WHAT YOU SHOULD DO
Go through the data and tally the lines that include "name". The reply is that number alone.
----- EXERCISE MATERIAL -----
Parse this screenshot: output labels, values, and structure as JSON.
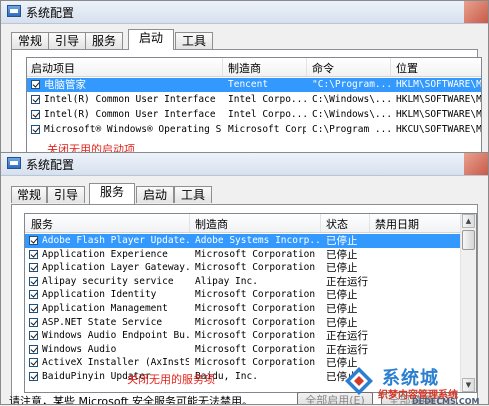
{
  "window_top": {
    "title": "系统配置",
    "tabs": [
      "常规",
      "引导",
      "服务",
      "启动",
      "工具"
    ],
    "active_tab": "启动",
    "columns": [
      "启动项目",
      "制造商",
      "命令",
      "位置"
    ],
    "rows": [
      {
        "item": "电脑管家",
        "maker": "Tencent",
        "cmd": "\"C:\\Program...",
        "loc": "HKLM\\SOFTWARE\\M",
        "selected": true
      },
      {
        "item": "Intel(R) Common User Interface",
        "maker": "Intel Corpo...",
        "cmd": "C:\\Windows\\...",
        "loc": "HKLM\\SOFTWARE\\M",
        "selected": false
      },
      {
        "item": "Intel(R) Common User Interface",
        "maker": "Intel Corpo...",
        "cmd": "C:\\Windows\\...",
        "loc": "HKLM\\SOFTWARE\\M",
        "selected": false
      },
      {
        "item": "Microsoft® Windows® Operating S...",
        "maker": "Microsoft Corpo...",
        "cmd": "C:\\Program ...",
        "loc": "HKCU\\SOFTWARE\\M",
        "selected": false
      }
    ],
    "annotation": "关闭无用的启动项"
  },
  "window_bottom": {
    "title": "系统配置",
    "tabs": [
      "常规",
      "引导",
      "服务",
      "启动",
      "工具"
    ],
    "active_tab": "服务",
    "columns": [
      "服务",
      "制造商",
      "状态",
      "禁用日期"
    ],
    "rows": [
      {
        "name": "Adobe Flash Player Update...",
        "maker": "Adobe Systems Incorp...",
        "status": "已停止",
        "selected": true
      },
      {
        "name": "Application Experience",
        "maker": "Microsoft Corporation",
        "status": "已停止",
        "selected": false
      },
      {
        "name": "Application Layer Gateway...",
        "maker": "Microsoft Corporation",
        "status": "已停止",
        "selected": false
      },
      {
        "name": "Alipay security service",
        "maker": "Alipay Inc.",
        "status": "正在运行",
        "selected": false
      },
      {
        "name": "Application Identity",
        "maker": "Microsoft Corporation",
        "status": "已停止",
        "selected": false
      },
      {
        "name": "Application Management",
        "maker": "Microsoft Corporation",
        "status": "已停止",
        "selected": false
      },
      {
        "name": "ASP.NET State Service",
        "maker": "Microsoft Corporation",
        "status": "已停止",
        "selected": false
      },
      {
        "name": "Windows Audio Endpoint Bu...",
        "maker": "Microsoft Corporation",
        "status": "正在运行",
        "selected": false
      },
      {
        "name": "Windows Audio",
        "maker": "Microsoft Corporation",
        "status": "正在运行",
        "selected": false
      },
      {
        "name": "ActiveX Installer (AxInstSV)",
        "maker": "Microsoft Corporation",
        "status": "已停止",
        "selected": false
      },
      {
        "name": "BaiduPinyin Updater",
        "maker": "Baidu, Inc.",
        "status": "已停止",
        "selected": false
      }
    ],
    "annotation": "关闭无用的服务项",
    "note": "请注意，某些 Microsoft 安全服务可能无法禁用。",
    "buttons": [
      "全部启用(E)",
      "全部禁用(D)"
    ]
  },
  "watermark": {
    "title": "系统城",
    "subtitle": "织梦内容管理系统",
    "url": "DEDECMS.COM"
  },
  "colors": {
    "selection": "#3399ff",
    "annotation": "#e0241c",
    "watermark_blue": "#2a7fd0"
  },
  "icons": [
    "system-config-icon",
    "checkbox-checked-icon",
    "scroll-up-icon",
    "scroll-down-icon",
    "watermark-logo-icon"
  ]
}
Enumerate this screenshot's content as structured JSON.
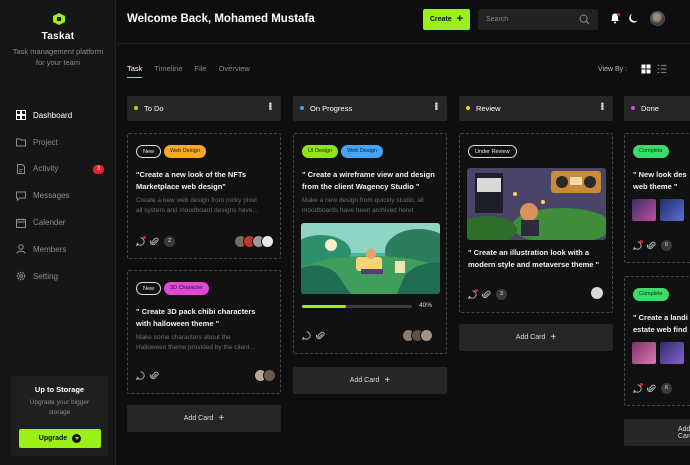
{
  "sidebar": {
    "brand": "Taskat",
    "tagline": "Task management platform for your team",
    "items": [
      {
        "label": "Dashboard",
        "icon": "dashboard-icon",
        "active": true
      },
      {
        "label": "Project",
        "icon": "folder-icon"
      },
      {
        "label": "Activity",
        "icon": "activity-icon",
        "badge": "3"
      },
      {
        "label": "Messages",
        "icon": "message-icon"
      },
      {
        "label": "Calender",
        "icon": "calendar-icon"
      },
      {
        "label": "Members",
        "icon": "user-icon"
      },
      {
        "label": "Setting",
        "icon": "gear-icon"
      }
    ],
    "storage": {
      "title": "Up to Storage",
      "text": "Upgrade your bigger storage",
      "button": "Upgrade"
    }
  },
  "header": {
    "welcome": "Welcome Back, Mohamed Mustafa",
    "create_label": "Create",
    "search_placeholder": "Search"
  },
  "tabs": [
    "Task",
    "Timeline",
    "File",
    "Overview"
  ],
  "view_by_label": "View By :",
  "colors": {
    "accent": "#9cf01a",
    "todo": "#9cf01a",
    "progress": "#45a2f5",
    "review": "#f5d90a",
    "done": "#e447d6"
  },
  "columns": {
    "todo": {
      "title": "To Do",
      "add_label": "Add Card",
      "card1": {
        "tags": [
          "New",
          "Web Design"
        ],
        "title_line1": "\"Create a new look of the NFTs",
        "title_line2": "Marketplace web design\"",
        "desc_line1": "Create a new web design from rocky pixel",
        "desc_line2": "all system and moodboard designs have...",
        "count": "2"
      },
      "card2": {
        "tags": [
          "New",
          "3D Character"
        ],
        "title_line1": "\" Create 3D pack chibi characters",
        "title_line2": "with halloween theme \"",
        "desc_line1": "Make some characters about the",
        "desc_line2": "Halloween theme provided by the client..."
      }
    },
    "progress": {
      "title": "On Progress",
      "add_label": "Add Card",
      "card1": {
        "tags": [
          "UI Design",
          "Web Design"
        ],
        "title_line1": "\" Create a wireframe view and design",
        "title_line2": "from the client Wagency Studio \"",
        "desc_line1": "Make a new design from quickly studio, all",
        "desc_line2": "moodboards have been archived heret",
        "progress": 0.4,
        "progress_label": "40%"
      }
    },
    "review": {
      "title": "Review",
      "add_label": "Add Card",
      "card1": {
        "tags": [
          "Under Review"
        ],
        "title_line1": "\" Create an illustration look with a",
        "title_line2": "modern style and metaverse theme \"",
        "count": "3"
      }
    },
    "done": {
      "title": "Done",
      "add_label": "Add Card",
      "card1": {
        "tags": [
          "Complete"
        ],
        "title_line1": "\" New look des",
        "title_line2": "web theme \"",
        "count": "6"
      },
      "card2": {
        "tags": [
          "Complete"
        ],
        "title_line1": "\" Create a landi",
        "title_line2": "estate web find",
        "count": "6"
      }
    }
  }
}
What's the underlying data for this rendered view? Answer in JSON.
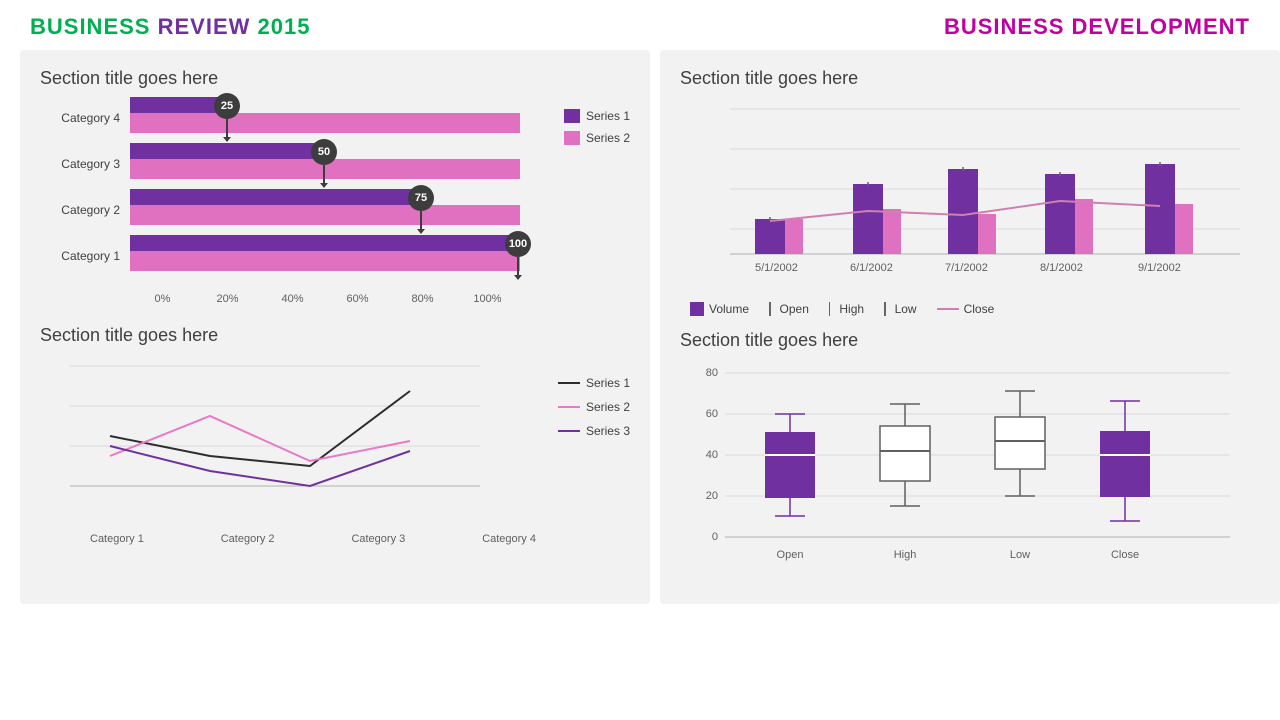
{
  "header": {
    "left": {
      "business": "BUSINESS",
      "review": " REVIEW ",
      "year": "2015"
    },
    "right": "BUSINESS DEVELOPMENT"
  },
  "top_left_section": {
    "title": "Section title goes here",
    "legend": {
      "series1_label": "Series 1",
      "series2_label": "Series 2"
    },
    "categories": [
      "Category 4",
      "Category 3",
      "Category 2",
      "Category 1"
    ],
    "bars": [
      {
        "s1_pct": 25,
        "s2_pct": 100,
        "label": "25"
      },
      {
        "s1_pct": 50,
        "s2_pct": 100,
        "label": "50"
      },
      {
        "s1_pct": 75,
        "s2_pct": 100,
        "label": "75"
      },
      {
        "s1_pct": 100,
        "s2_pct": 100,
        "label": "100"
      }
    ],
    "x_ticks": [
      "0%",
      "20%",
      "40%",
      "60%",
      "80%",
      "100%"
    ]
  },
  "bottom_left_section": {
    "title": "Section title goes here",
    "x_labels": [
      "Category 1",
      "Category 2",
      "Category 3",
      "Category 4"
    ],
    "legend": {
      "series1": "Series 1",
      "series2": "Series 2",
      "series3": "Series 3"
    }
  },
  "top_right_section": {
    "title": "Section title goes here",
    "x_labels": [
      "5/1/2002",
      "6/1/2002",
      "7/1/2002",
      "8/1/2002",
      "9/1/2002"
    ],
    "legend": {
      "volume": "Volume",
      "open": "Open",
      "high": "High",
      "low": "Low",
      "close": "Close"
    }
  },
  "bottom_right_section": {
    "title": "Section title goes here",
    "y_ticks": [
      "80",
      "60",
      "40",
      "20",
      "0"
    ],
    "x_labels": [
      "Open",
      "High",
      "Low",
      "Close"
    ]
  }
}
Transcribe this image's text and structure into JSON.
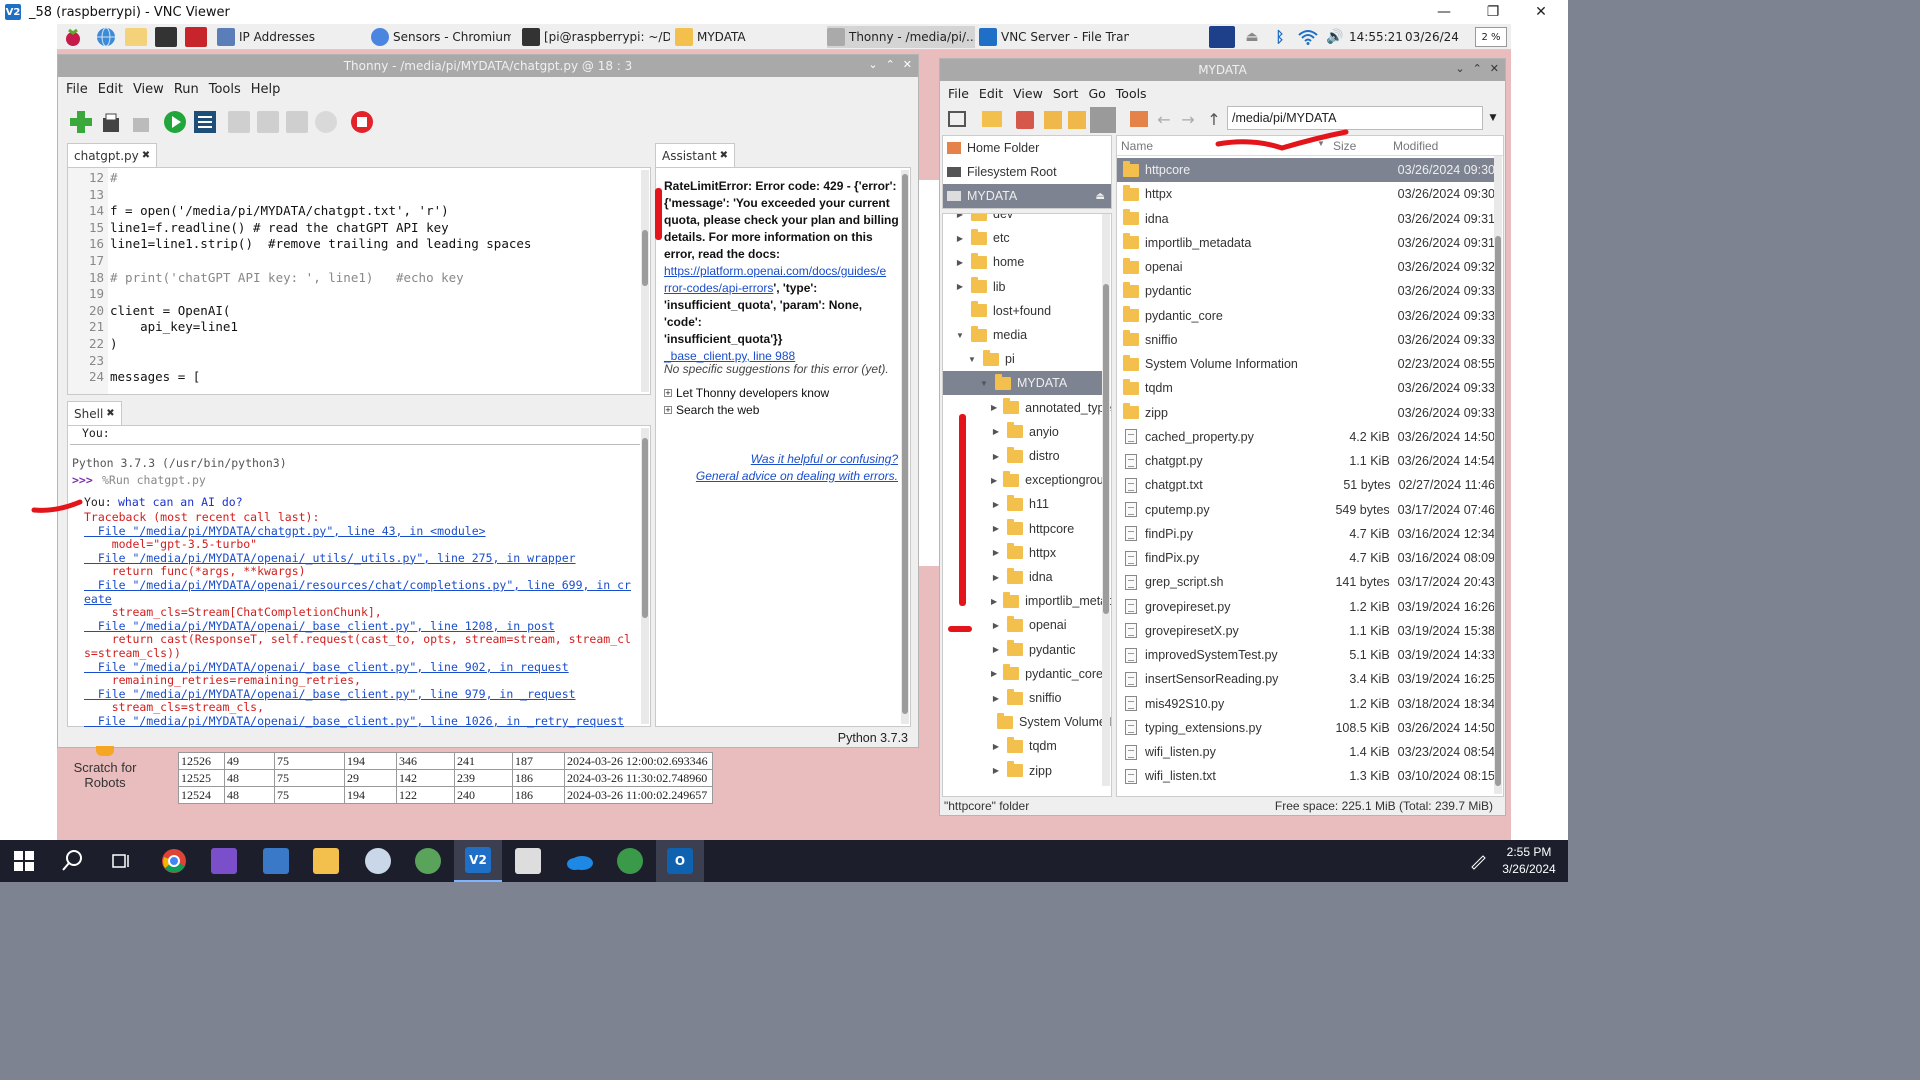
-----
SOLVED PROBLEM
11